This is not an excuse, merely a distinction, but it is a distinction that has weight when we consider the Israeli case. Israeli attacks are not "intended" to cause civilian casualties only if one employs the narrowest and most subjectivist conception of "intent" whereby it is the equivalent of something like "primary motive." Legal language is full of different ways to parse the idea of intentionality, but one basic principle is that a person is held to "intend" the foreseeable consequences of their actions. A person who fires a gun into a crowd or drops a brick from a high window is not excused by virtue of their lack of a specific intent to cause a particular death (although the particular crime charged may vary). Moreover, the blockade of Gaza is explicitly and directly "intended" to cause harm to civilians; that's its point, as repeated statements by Israeli political leaders have demonstrated. If intent is the test, then the defense of assassinations by missiles is at best highly questionable; the bombardment of civilian infrastructure is inexcusable; and the blockade is simply criminal. During this second period both Hamas and Israel are guilty of attempting the intentional killing of civilians in ways that defy any standard of proportionality.
Which leaves us back where we started. As the death toll approaches 1,000, are the means that Israel and Hamas are employing "proportional"? Like Hezbollah in Lebanon, Hamas uses the civilian infrastructure as military cover; as it did in Lebanon and in Gaza before, Israel deliberately targets the civilian infrastructure. Article 51(5) is difficult to apply to Israel's actions because the military goal of the operation is difficult to define. If the idea was to impair Hamas' future ability to launch rocket attacks, the calculation seems to be in doubt: Israeli intelligence officials have been quoted as saying that Hamas has lost only a few hundred of its estimated 20,000 fighters and retains significant supplies of rockets.

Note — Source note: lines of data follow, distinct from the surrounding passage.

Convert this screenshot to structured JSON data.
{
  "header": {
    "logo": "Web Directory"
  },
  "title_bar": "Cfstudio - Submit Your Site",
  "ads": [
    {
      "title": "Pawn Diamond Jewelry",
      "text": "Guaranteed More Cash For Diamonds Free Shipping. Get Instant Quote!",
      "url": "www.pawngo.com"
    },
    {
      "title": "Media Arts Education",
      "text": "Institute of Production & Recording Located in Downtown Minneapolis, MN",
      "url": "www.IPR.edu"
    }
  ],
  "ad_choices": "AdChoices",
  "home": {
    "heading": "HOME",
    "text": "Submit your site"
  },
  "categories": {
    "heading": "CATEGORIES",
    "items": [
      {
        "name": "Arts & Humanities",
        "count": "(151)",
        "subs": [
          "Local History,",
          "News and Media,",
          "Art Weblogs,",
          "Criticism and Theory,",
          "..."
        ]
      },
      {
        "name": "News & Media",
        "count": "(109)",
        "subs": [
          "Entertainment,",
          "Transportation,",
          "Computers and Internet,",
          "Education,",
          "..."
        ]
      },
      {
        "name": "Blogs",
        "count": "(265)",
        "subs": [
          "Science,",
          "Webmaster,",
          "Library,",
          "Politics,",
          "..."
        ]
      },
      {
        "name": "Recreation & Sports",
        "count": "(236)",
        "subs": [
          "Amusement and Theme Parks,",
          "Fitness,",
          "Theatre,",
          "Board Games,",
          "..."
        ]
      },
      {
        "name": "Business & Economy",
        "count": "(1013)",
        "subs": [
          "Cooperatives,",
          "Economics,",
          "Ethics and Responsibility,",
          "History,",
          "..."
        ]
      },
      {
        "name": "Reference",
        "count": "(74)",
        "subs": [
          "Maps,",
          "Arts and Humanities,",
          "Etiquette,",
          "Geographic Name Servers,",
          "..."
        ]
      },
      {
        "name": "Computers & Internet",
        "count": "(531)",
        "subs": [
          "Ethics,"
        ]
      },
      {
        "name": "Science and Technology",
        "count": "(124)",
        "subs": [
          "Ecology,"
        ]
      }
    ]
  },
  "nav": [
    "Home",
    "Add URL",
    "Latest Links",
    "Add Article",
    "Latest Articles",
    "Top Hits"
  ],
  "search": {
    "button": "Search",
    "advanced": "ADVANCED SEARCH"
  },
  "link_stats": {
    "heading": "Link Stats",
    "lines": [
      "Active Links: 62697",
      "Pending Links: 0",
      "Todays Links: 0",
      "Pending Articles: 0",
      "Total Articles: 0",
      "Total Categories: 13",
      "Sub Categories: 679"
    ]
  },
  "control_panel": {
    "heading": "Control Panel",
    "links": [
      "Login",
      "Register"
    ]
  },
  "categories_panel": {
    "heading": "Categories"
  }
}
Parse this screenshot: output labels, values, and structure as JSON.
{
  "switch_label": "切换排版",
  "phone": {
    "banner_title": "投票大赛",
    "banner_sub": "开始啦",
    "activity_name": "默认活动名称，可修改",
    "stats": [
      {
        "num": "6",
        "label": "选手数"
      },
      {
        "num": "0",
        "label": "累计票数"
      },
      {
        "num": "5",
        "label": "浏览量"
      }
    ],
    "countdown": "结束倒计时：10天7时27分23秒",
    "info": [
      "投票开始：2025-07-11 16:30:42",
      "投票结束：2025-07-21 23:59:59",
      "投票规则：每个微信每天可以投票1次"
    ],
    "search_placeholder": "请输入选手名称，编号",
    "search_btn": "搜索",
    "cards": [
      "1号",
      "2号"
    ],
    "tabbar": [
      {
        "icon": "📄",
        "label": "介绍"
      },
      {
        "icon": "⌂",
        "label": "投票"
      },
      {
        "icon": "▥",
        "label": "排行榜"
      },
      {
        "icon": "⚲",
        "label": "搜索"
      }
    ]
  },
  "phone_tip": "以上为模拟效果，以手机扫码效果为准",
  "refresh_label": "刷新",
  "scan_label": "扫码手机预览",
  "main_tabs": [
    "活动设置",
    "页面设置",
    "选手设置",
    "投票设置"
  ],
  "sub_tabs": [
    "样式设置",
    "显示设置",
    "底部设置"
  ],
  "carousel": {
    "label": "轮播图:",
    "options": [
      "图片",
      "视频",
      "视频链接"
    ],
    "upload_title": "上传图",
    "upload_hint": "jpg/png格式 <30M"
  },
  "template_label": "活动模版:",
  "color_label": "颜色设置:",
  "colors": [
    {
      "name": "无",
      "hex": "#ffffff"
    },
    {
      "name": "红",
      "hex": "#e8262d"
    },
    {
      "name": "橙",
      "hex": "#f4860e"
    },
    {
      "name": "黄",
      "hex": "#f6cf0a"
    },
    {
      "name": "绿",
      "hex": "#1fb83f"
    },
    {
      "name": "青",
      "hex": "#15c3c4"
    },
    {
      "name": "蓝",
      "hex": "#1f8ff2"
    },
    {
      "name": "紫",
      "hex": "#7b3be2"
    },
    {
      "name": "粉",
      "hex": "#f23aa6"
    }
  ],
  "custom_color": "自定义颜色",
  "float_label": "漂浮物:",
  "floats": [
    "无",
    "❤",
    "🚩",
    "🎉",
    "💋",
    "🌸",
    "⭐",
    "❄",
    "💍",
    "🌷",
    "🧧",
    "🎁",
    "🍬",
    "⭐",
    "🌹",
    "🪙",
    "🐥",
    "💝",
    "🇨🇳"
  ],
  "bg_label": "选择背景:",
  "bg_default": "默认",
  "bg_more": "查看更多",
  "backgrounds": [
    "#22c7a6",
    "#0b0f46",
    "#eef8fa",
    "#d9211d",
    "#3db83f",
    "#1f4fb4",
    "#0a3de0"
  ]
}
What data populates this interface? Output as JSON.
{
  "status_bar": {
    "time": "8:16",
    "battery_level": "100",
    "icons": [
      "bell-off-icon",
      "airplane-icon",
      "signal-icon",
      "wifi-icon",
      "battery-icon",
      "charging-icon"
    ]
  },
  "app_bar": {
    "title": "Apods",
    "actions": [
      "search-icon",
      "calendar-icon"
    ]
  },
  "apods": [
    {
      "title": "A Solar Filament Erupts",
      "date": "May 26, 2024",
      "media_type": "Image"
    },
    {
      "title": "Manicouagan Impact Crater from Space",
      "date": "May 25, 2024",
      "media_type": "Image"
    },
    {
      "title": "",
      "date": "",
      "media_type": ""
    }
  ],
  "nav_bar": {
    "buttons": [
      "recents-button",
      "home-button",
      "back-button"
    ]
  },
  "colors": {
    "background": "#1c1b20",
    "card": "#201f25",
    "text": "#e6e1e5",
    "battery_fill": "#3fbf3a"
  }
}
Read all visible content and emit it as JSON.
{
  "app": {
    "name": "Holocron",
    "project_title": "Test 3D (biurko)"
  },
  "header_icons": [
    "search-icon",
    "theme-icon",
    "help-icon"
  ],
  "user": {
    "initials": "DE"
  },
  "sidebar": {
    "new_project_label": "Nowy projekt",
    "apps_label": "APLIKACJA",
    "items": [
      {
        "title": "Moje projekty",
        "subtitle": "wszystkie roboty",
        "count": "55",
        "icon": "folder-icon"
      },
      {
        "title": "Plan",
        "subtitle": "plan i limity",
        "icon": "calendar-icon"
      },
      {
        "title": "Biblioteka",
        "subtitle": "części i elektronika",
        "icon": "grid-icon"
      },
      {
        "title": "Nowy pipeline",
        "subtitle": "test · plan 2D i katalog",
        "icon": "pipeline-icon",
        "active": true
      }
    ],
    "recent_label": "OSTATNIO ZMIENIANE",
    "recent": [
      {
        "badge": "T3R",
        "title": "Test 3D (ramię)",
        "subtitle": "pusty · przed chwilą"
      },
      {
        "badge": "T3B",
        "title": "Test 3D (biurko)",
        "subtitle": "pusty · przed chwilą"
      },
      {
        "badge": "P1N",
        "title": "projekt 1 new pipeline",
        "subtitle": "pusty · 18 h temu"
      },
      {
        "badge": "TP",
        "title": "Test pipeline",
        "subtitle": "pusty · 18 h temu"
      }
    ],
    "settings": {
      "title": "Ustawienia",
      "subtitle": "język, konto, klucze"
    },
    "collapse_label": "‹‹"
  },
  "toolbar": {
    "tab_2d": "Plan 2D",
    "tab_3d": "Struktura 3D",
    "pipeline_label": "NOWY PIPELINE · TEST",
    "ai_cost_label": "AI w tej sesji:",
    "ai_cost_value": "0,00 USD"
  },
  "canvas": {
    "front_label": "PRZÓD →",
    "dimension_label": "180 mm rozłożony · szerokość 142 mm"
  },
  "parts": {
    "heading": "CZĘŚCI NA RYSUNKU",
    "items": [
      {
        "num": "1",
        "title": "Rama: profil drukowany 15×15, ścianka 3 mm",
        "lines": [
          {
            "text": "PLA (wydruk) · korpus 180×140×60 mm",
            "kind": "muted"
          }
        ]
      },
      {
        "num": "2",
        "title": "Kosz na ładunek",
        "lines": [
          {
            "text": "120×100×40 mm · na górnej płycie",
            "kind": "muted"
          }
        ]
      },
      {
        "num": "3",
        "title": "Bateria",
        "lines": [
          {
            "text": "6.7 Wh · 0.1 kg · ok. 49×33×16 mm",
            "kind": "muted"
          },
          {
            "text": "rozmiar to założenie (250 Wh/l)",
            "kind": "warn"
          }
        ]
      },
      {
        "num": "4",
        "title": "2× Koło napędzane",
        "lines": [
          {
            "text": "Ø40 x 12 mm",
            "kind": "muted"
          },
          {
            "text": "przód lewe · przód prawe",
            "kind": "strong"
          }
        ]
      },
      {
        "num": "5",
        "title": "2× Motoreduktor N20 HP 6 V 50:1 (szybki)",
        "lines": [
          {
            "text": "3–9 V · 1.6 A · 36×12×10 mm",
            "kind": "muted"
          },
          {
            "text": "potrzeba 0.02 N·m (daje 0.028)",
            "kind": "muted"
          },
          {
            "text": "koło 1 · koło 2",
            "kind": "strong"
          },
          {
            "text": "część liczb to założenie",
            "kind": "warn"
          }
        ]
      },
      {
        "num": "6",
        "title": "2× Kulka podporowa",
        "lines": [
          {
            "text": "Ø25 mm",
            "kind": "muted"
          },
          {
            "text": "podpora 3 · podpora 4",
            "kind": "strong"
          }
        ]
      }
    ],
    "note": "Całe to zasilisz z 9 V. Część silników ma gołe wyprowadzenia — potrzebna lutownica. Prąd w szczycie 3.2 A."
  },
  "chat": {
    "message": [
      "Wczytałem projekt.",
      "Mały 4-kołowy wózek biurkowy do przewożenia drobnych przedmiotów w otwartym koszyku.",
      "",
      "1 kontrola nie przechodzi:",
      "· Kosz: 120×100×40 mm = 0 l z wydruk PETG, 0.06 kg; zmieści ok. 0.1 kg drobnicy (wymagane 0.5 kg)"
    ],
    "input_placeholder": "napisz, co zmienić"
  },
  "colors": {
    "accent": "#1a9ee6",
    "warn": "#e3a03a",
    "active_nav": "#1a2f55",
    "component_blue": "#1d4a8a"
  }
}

The deeper question, of course, is whether "proportionality" remains a useful category of analysis. By any accepted interpretation, the standard has been repeatedly violated by both Israel and Hamas; in an imaginary world governed by the rule of international law, officials from both sides should be looking ahead to trials for war crimes. That's not likely to happen, although officials on both sides may not be able to travel to Europe in years to come, a distinction they will share with officials from the Bush administration, Sudan, and Gulbuddin Hekmatyar.